After complaining that the resignation letter had been made available outside the commission, Rowan said yesterday that FTC policy seems to be saying to women and minority-group members who are already with the FTC that "you don't have a shot, forget it."

"There is a rotation in and out of the chairman's office, and they all look alike," Rowan said. "Especially now when people need their heads patted, no notice has been given of these jobs. It's a farewell to Mr. X and a hello to Mr. Y."

Although officials of the commission point out that the agency isn't in its failure to bring more blacks and women into significant posts, some say hiring practices at the FTC are particularly noteworthy.

"It would be hard to find an agency with statistics as uniformly as bad as ours," said one official.

FTC member Patricia Bailey, who was appointed recently by Pertschuk to head a task force on sexism, said yesterday that the FTC undoubtedly could improve its hiring and promotion process. In fact, the task force is expected to push for hiring an outside consultant to study commission practices.

"It is fair to say that my real feeling is that you can look and see the absence of women in managerial and supervisory positions," Bailey said. "But that does not distinguish the FTC from other public and private institutions."

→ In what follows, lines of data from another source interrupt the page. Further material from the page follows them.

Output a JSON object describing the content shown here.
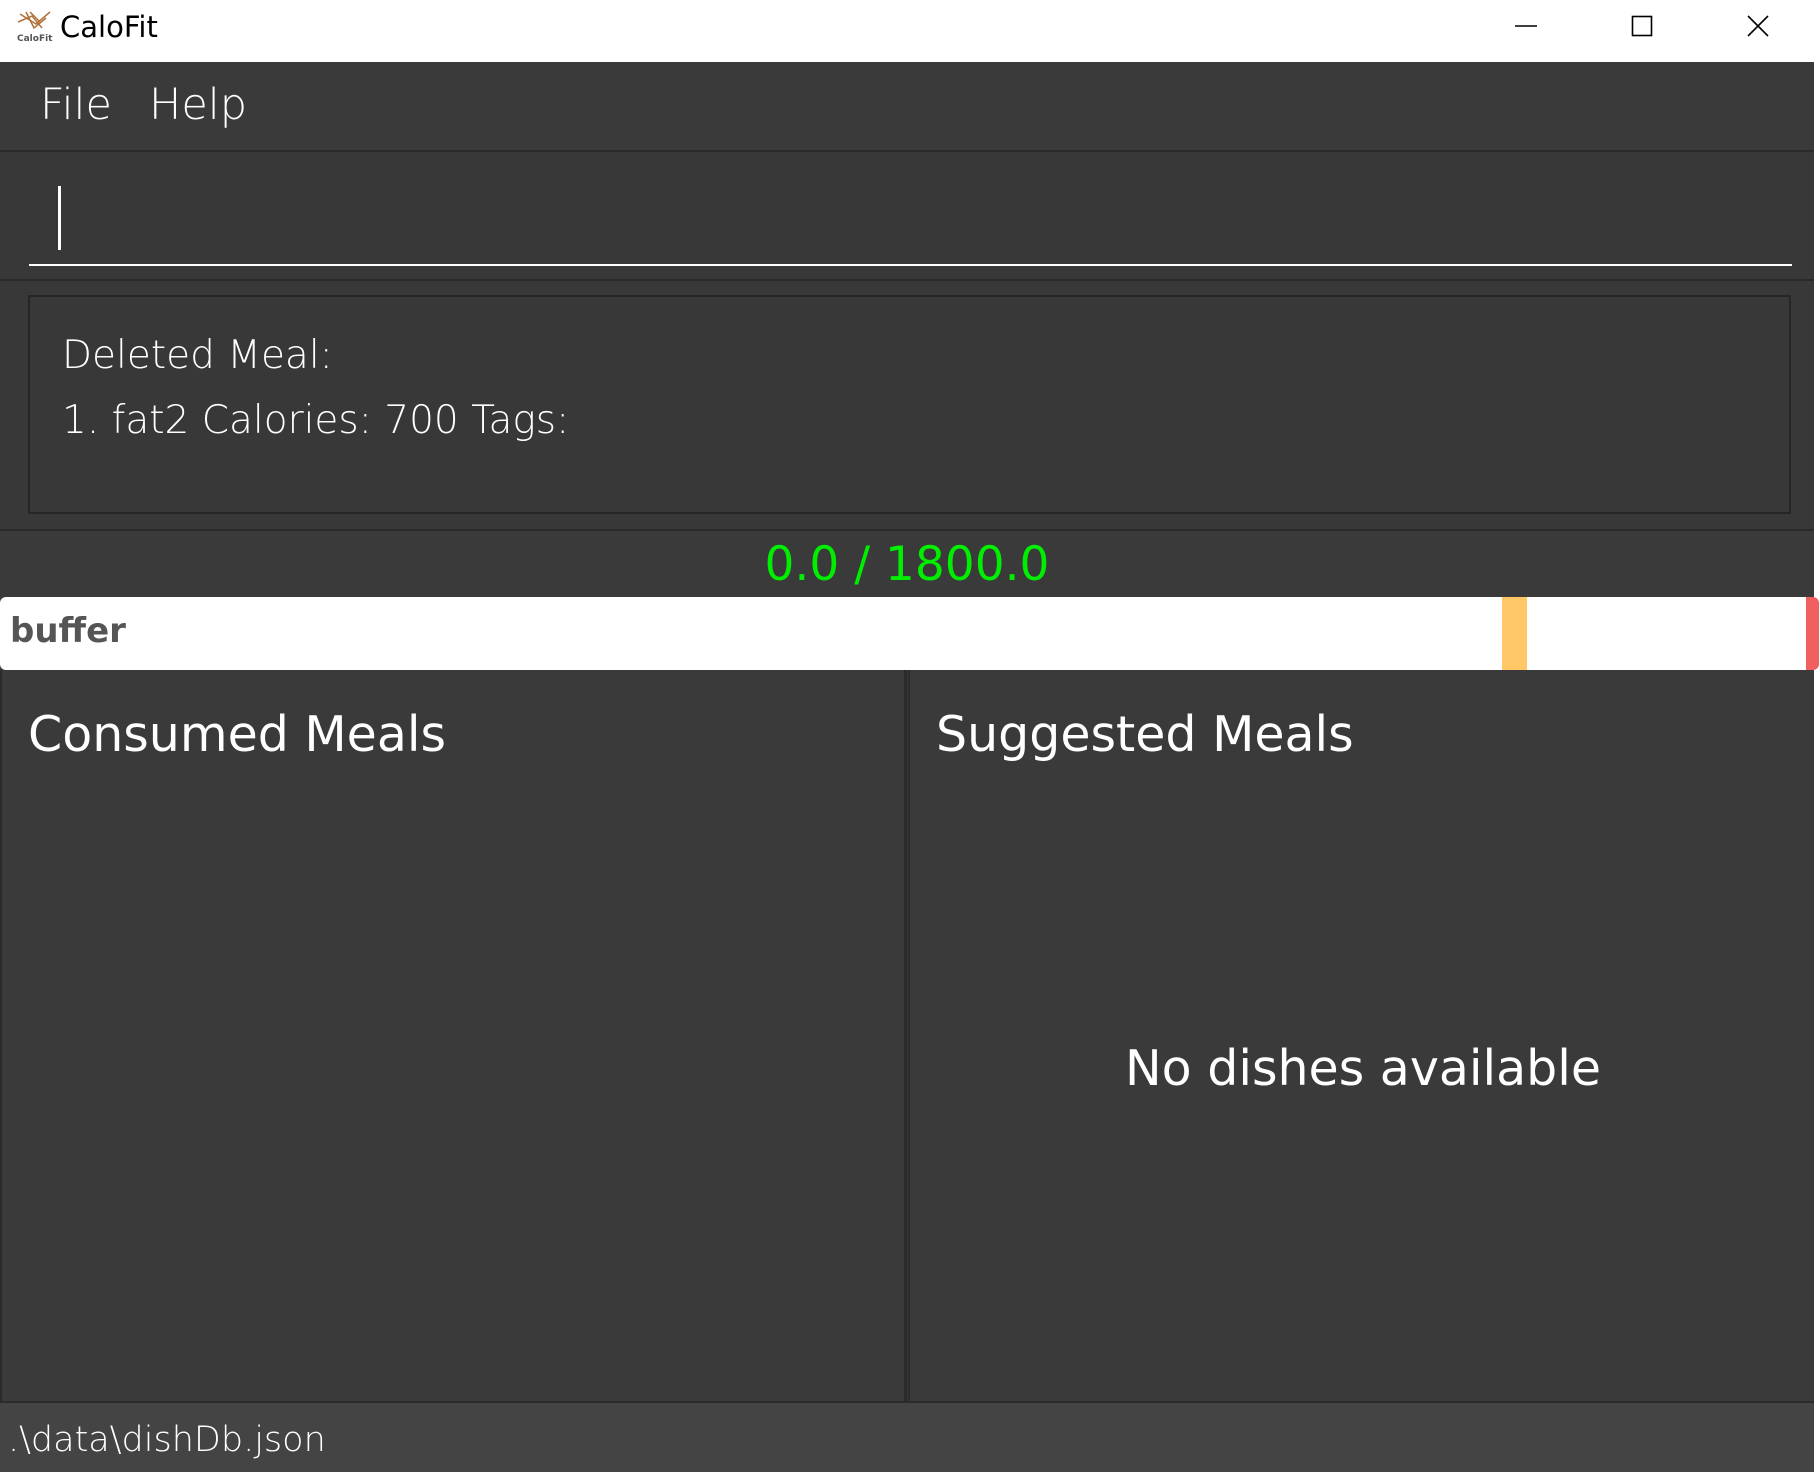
{
  "window": {
    "title": "CaloFit",
    "logo_icon": "calofit-logo-icon",
    "controls": [
      "minimize-icon",
      "maximize-icon",
      "close-icon"
    ]
  },
  "menu": {
    "file": "File",
    "help": "Help"
  },
  "command": {
    "value": "",
    "placeholder": ""
  },
  "result": {
    "line1": "Deleted Meal:",
    "line2": "1. fat2 Calories: 700 Tags:"
  },
  "calorie": {
    "display": "0.0 / 1800.0",
    "color": "#00ee00"
  },
  "progress": {
    "label": "buffer",
    "buffer_color": "#ffc766",
    "limit_color": "#f06060"
  },
  "consumed": {
    "title": "Consumed Meals"
  },
  "suggested": {
    "title": "Suggested Meals",
    "empty_message": "No dishes available"
  },
  "status": {
    "path": ".\\data\\dishDb.json"
  }
}
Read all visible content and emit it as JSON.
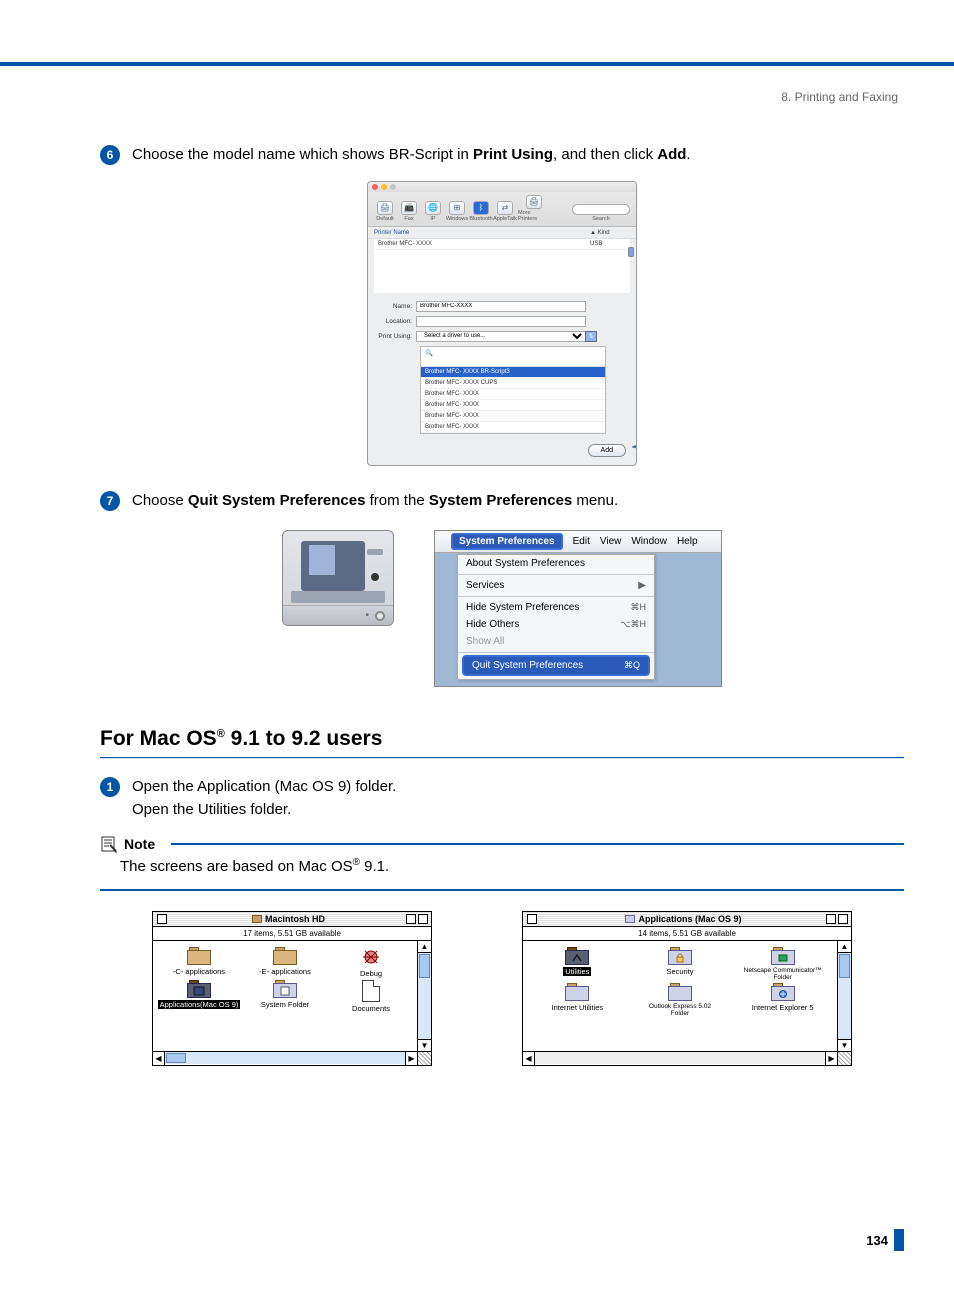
{
  "header": {
    "breadcrumb": "8. Printing and Faxing"
  },
  "steps": {
    "s6": {
      "num": "6",
      "pre": "Choose the model name which shows BR-Script in ",
      "b1": "Print Using",
      "mid": ", and then click ",
      "b2": "Add",
      "post": "."
    },
    "s7": {
      "num": "7",
      "pre": "Choose ",
      "b1": "Quit System Preferences",
      "mid": " from the ",
      "b2": "System Preferences",
      "post": " menu."
    },
    "s1b": {
      "num": "1",
      "line1": "Open the Application (Mac OS 9) folder.",
      "line2": "Open the Utilities folder."
    }
  },
  "fig6": {
    "toolbar": {
      "items": [
        "Default",
        "Fax",
        "IP",
        "Windows",
        "Bluetooth",
        "AppleTalk",
        "More Printers"
      ],
      "search_label": "Search",
      "search_placeholder": ""
    },
    "listhead": {
      "name": "Printer Name",
      "kind": "Kind"
    },
    "listrow": {
      "name": "Brother MFC- XXXX",
      "kind": "USB"
    },
    "form": {
      "name_label": "Name:",
      "name_value": "Brother MFC-XXXX",
      "loc_label": "Location:",
      "loc_value": "",
      "using_label": "Print Using:",
      "using_value": "Select a driver to use..."
    },
    "drivers": {
      "search_placeholder": "",
      "selected": "Brother MFC- XXXX   BR-Script3",
      "others": [
        "Brother MFC- XXXX  CUPS",
        "Brother MFC- XXXX",
        "Brother MFC- XXXX",
        "Brother MFC- XXXX",
        "Brother MFC- XXXX"
      ]
    },
    "add_btn": "Add"
  },
  "fig7": {
    "menubar": {
      "active": "System Preferences",
      "items": [
        "Edit",
        "View",
        "Window",
        "Help"
      ]
    },
    "menu": {
      "about": "About System Preferences",
      "services": "Services",
      "hide": "Hide System Preferences",
      "hide_sc": "⌘H",
      "hide_others": "Hide Others",
      "hide_others_sc": "⌥⌘H",
      "show_all": "Show All",
      "quit": "Quit System Preferences",
      "quit_sc": "⌘Q"
    }
  },
  "section_heading": {
    "pre": "For Mac OS",
    "sup": "®",
    "post": " 9.1 to 9.2 users"
  },
  "note": {
    "label": "Note",
    "body_pre": "The screens are based on Mac OS",
    "body_sup": "®",
    "body_post": " 9.1."
  },
  "os9": {
    "left": {
      "title": "Macintosh HD",
      "info": "17 items, 5.51 GB available",
      "items": [
        {
          "label": "-C- applications",
          "type": "folder"
        },
        {
          "label": "-E- applications",
          "type": "folder"
        },
        {
          "label": "Debug",
          "type": "debug"
        },
        {
          "label": "Applications(Mac OS 9)",
          "type": "app",
          "selected": true
        },
        {
          "label": "System Folder",
          "type": "sys"
        },
        {
          "label": "Documents",
          "type": "doc"
        }
      ]
    },
    "right": {
      "title": "Applications (Mac OS 9)",
      "info": "14 items, 5.51 GB available",
      "items": [
        {
          "label": "Utilities",
          "type": "util",
          "selected": true
        },
        {
          "label": "Security",
          "type": "app"
        },
        {
          "label": "Netscape Communicator™ Folder",
          "type": "app"
        },
        {
          "label": "Internet Utilities",
          "type": "app"
        },
        {
          "label": "Outlook Express 5.02 Folder",
          "type": "app"
        },
        {
          "label": "Internet Explorer 5",
          "type": "app"
        }
      ]
    }
  },
  "page_number": "134"
}
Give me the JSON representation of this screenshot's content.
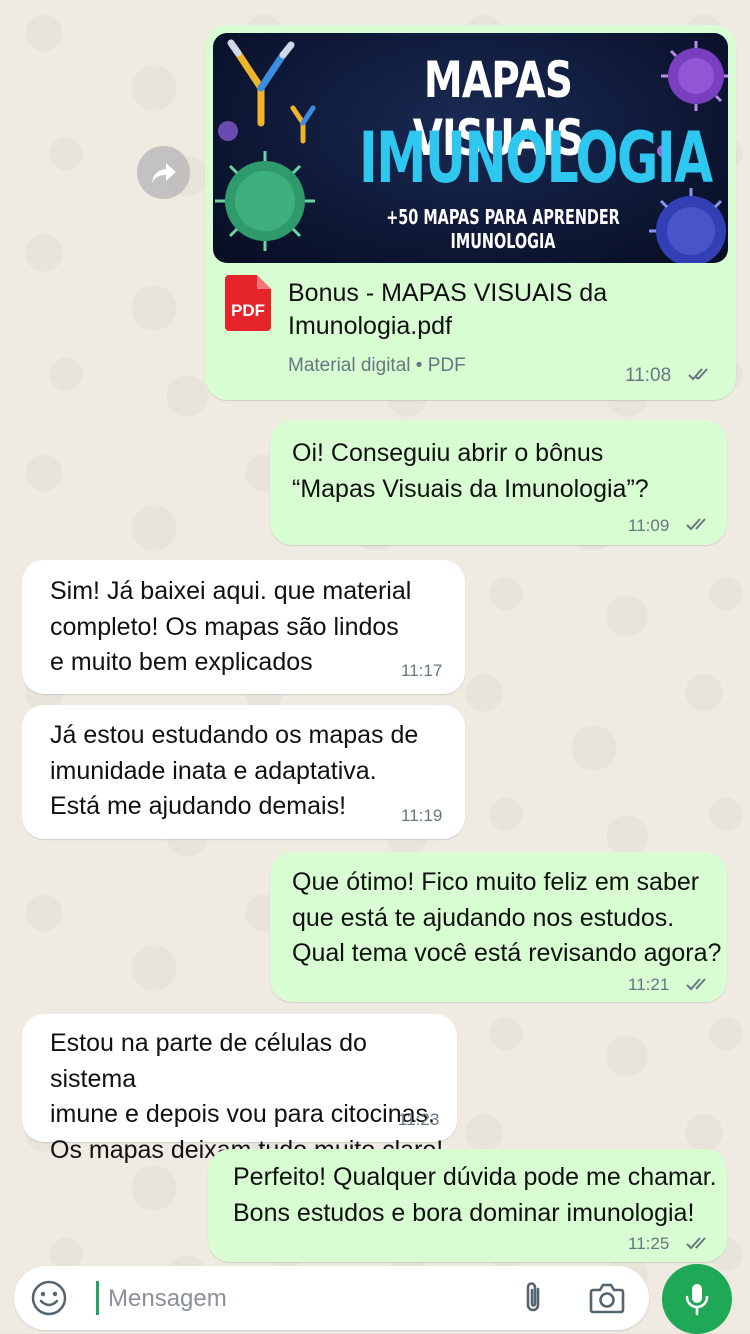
{
  "document_message": {
    "banner": {
      "title_line1": "MAPAS VISUAIS",
      "title_line2": "IMUNOLOGIA",
      "subtitle": "+50 MAPAS PARA APRENDER IMUNOLOGIA"
    },
    "file_type_label": "PDF",
    "file_name": "Bonus - MAPAS VISUAIS da Imunologia.pdf",
    "meta": "Material digital • PDF",
    "time": "11:08",
    "status": "read"
  },
  "messages": [
    {
      "direction": "out",
      "lines": [
        "Oi! Conseguiu abrir o bônus",
        "“Mapas Visuais da Imunologia”?"
      ],
      "time": "11:09",
      "status": "read"
    },
    {
      "direction": "in",
      "lines": [
        "Sim! Já baixei aqui. que material",
        "completo! Os mapas são lindos",
        "e muito bem explicados"
      ],
      "time": "11:17"
    },
    {
      "direction": "in",
      "lines": [
        "Já estou estudando os mapas de",
        "imunidade inata e adaptativa.",
        "Está me ajudando demais!"
      ],
      "time": "11:19"
    },
    {
      "direction": "out",
      "lines": [
        "Que ótimo! Fico muito feliz em saber",
        "que está te ajudando nos estudos.",
        "Qual tema você está revisando agora?"
      ],
      "time": "11:21",
      "status": "read"
    },
    {
      "direction": "in",
      "lines": [
        "Estou na parte de células do sistema",
        "imune e depois vou para citocinas.",
        "Os mapas deixam tudo muito claro!"
      ],
      "time": "11:23"
    },
    {
      "direction": "out",
      "lines": [
        "Perfeito! Qualquer dúvida pode me chamar.",
        "Bons estudos e bora dominar imunologia!"
      ],
      "time": "11:25",
      "status": "read"
    }
  ],
  "composer": {
    "placeholder": "Mensagem",
    "value": ""
  },
  "colors": {
    "outgoing_bubble": "#d9fdd3",
    "incoming_bubble": "#ffffff",
    "mic_button": "#1fa855",
    "banner_accent": "#2ec7f0",
    "pdf_red": "#e5252a"
  },
  "icons": [
    "forward-icon",
    "pdf-icon",
    "double-check-icon",
    "emoji-icon",
    "attach-icon",
    "camera-icon",
    "mic-icon"
  ]
}
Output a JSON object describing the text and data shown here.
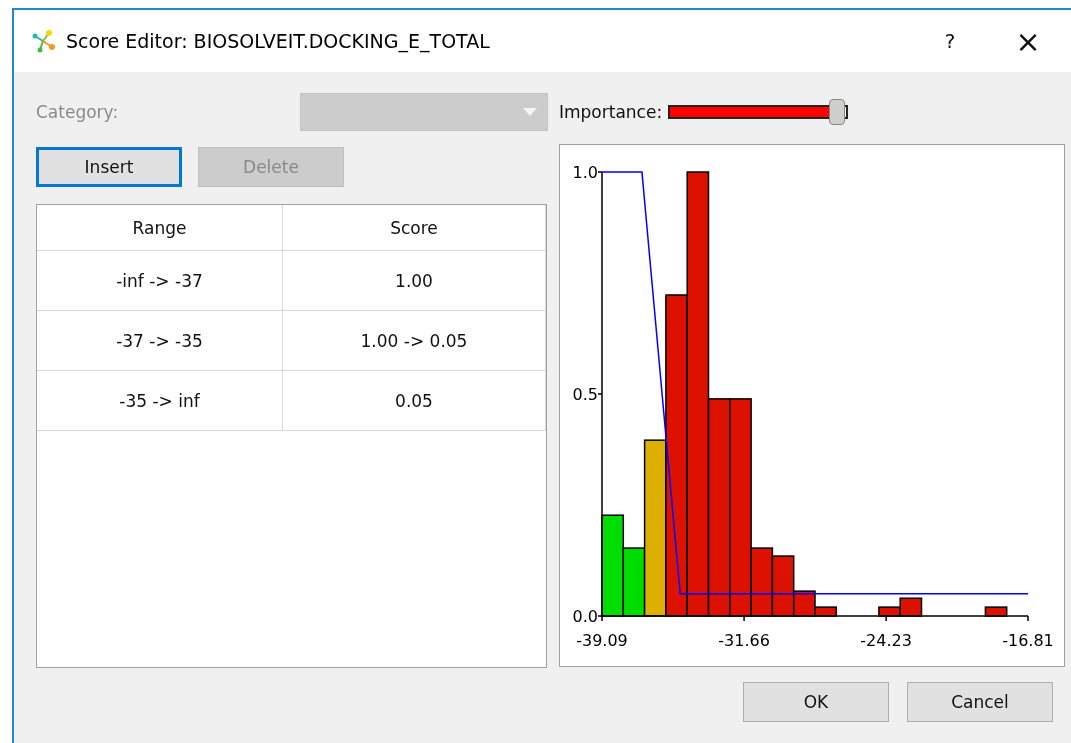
{
  "window": {
    "title": "Score Editor: BIOSOLVEIT.DOCKING_E_TOTAL",
    "buttons": [
      {
        "kind": "help",
        "label": "?"
      },
      {
        "kind": "close",
        "label": "×"
      }
    ]
  },
  "category": {
    "label": "Category:",
    "disabled": true
  },
  "importance": {
    "label": "Importance:",
    "level": 0.94
  },
  "actions": [
    {
      "label": "Insert",
      "disabled": false,
      "focused": true
    },
    {
      "label": "Delete",
      "disabled": true,
      "focused": false
    }
  ],
  "table": {
    "columns": [
      "Range",
      "Score"
    ],
    "rows": [
      [
        "-inf -> -37",
        "1.00"
      ],
      [
        "-37 -> -35",
        "1.00 -> 0.05"
      ],
      [
        "-35 -> inf",
        "0.05"
      ]
    ]
  },
  "chart": {
    "chart_data": {
      "type": "bar",
      "xlim": [
        -39.09,
        -16.81
      ],
      "ylim": [
        0,
        1
      ],
      "xticks": [
        {
          "value": -39.09,
          "label": "-39.09"
        },
        {
          "value": -31.66,
          "label": "-31.66"
        },
        {
          "value": -24.23,
          "label": "-24.23"
        },
        {
          "value": -16.81,
          "label": "-16.81"
        }
      ],
      "yticks": [
        {
          "value": 0,
          "label": "0.0"
        },
        {
          "value": 0.5,
          "label": "0.5"
        },
        {
          "value": 1,
          "label": "1.0"
        }
      ],
      "x": [
        -38.533,
        -37.419,
        -36.305,
        -35.191,
        -34.077,
        -32.963,
        -31.849,
        -30.735,
        -29.621,
        -28.507,
        -27.393,
        -26.279,
        -25.165,
        -24.051,
        -22.937,
        -21.823,
        -20.709,
        -19.595,
        -18.481,
        -17.367
      ],
      "series": [
        {
          "color": "#00dd00",
          "values": [
            0.227,
            0.153,
            null,
            null,
            null,
            null,
            null,
            null,
            null,
            null,
            null,
            null,
            null,
            null,
            null,
            null,
            null,
            null,
            null,
            null
          ]
        },
        {
          "color": "#ddb000",
          "values": [
            null,
            null,
            0.396,
            null,
            null,
            null,
            null,
            null,
            null,
            null,
            null,
            null,
            null,
            null,
            null,
            null,
            null,
            null,
            null,
            null
          ]
        },
        {
          "color": "#dd1100",
          "values": [
            null,
            null,
            null,
            0.723,
            1.0,
            0.489,
            0.489,
            0.153,
            0.135,
            0.056,
            0.02,
            0,
            0,
            0.02,
            0.04,
            0,
            0,
            0,
            0.02,
            0
          ]
        },
        {
          "color": "#0000ff",
          "type": "line",
          "x": [
            -39.09,
            -37,
            -35,
            -16.81
          ],
          "values": [
            1,
            1,
            0.05,
            0.05
          ]
        }
      ]
    }
  },
  "footer_buttons": [
    "OK",
    "Cancel"
  ]
}
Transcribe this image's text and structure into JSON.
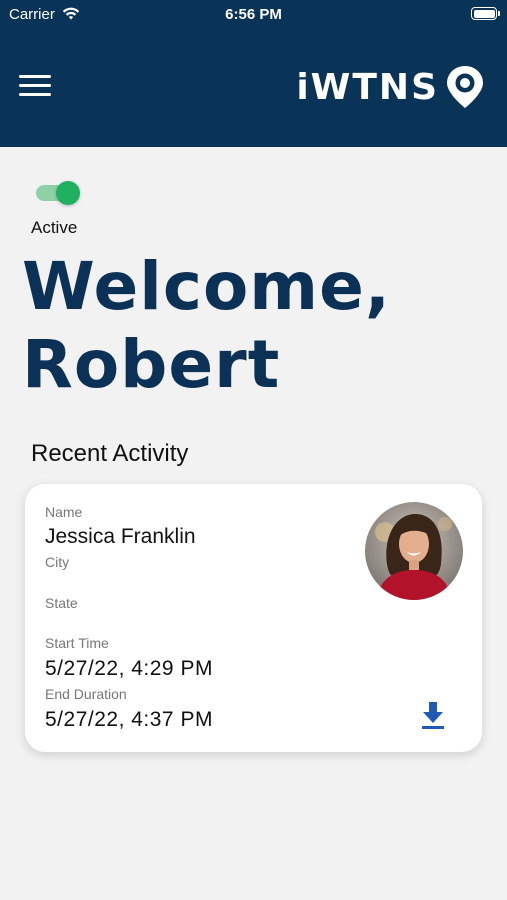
{
  "status_bar": {
    "carrier": "Carrier",
    "time": "6:56 PM"
  },
  "header": {
    "logo_text": "iWTNS",
    "background_color": "#0a3358",
    "icons": [
      "menu-icon",
      "eye-pin-icon"
    ]
  },
  "toggle": {
    "state": "on",
    "label": "Active",
    "color": "#1fb160"
  },
  "welcome": {
    "line1": "Welcome,",
    "line2": "Robert"
  },
  "recent_activity": {
    "title": "Recent Activity",
    "card": {
      "name_label": "Name",
      "name_value": "Jessica Franklin",
      "city_label": "City",
      "state_label": "State",
      "start_label": "Start Time",
      "start_value": "5/27/22, 4:29 PM",
      "end_label": "End Duration",
      "end_value": "5/27/22, 4:37 PM",
      "download_icon": "download-icon",
      "accent_color": "#1f5bb5"
    }
  }
}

"The facts make Barbara's statements undeniably correct, but the other fact that is important is that I know that the chairman is allert to that and is aware of the problem," Bailey added.

Nevertheless, there are only 3 blacks -- a figure that includes Rowan, who will leave the FTC by Aug. 3 -- and 3 women -- a total also including Rowan -- in 44 senior executive jobs at the FTC. That category is established by federal Civil Service officials.

Further, the FTC's 11-member "management team" includes one woman and one black.

Pertschuk said Roman's resignation is "obvisously disturbing" because she is a "very valuable member" of the FTC staff.

However, Pertschuk defended the recent hiring decisions, pointing out that, with the November elections only five months away, "It is virtually impossible to recruit from outside the commission.

"I contacted one of the leading women lawyers in the country to see if she was interested in the general counsel's job, but the answer was that things are too uncertain at the commission," Pertschuk said.

"Assuming Carter is re-elected, we will take a hard look at all of the positions to see who is available outside the commission . . . and in that process one of the goals will be to recruit both women and minorities."

Rowan said that Pertschuk spoke with her after he received her letter, although she had failed in attempts over a year ago to discuss hiring and promotion issues.

She accused Pertschuk of "blatantly" promoting people in a manner "totally contrary to the chairman's own statements." She noted that she had been recruited from the staff of a House committee in 1978, as had several of the women and minority staff members at the FTC, which Rowan said was unnecessary in light of current staff talent at the agency.

"I had said I would stay through this difficult time and refused two nice offers earlier this year," Rowan said. "But those decisions did it."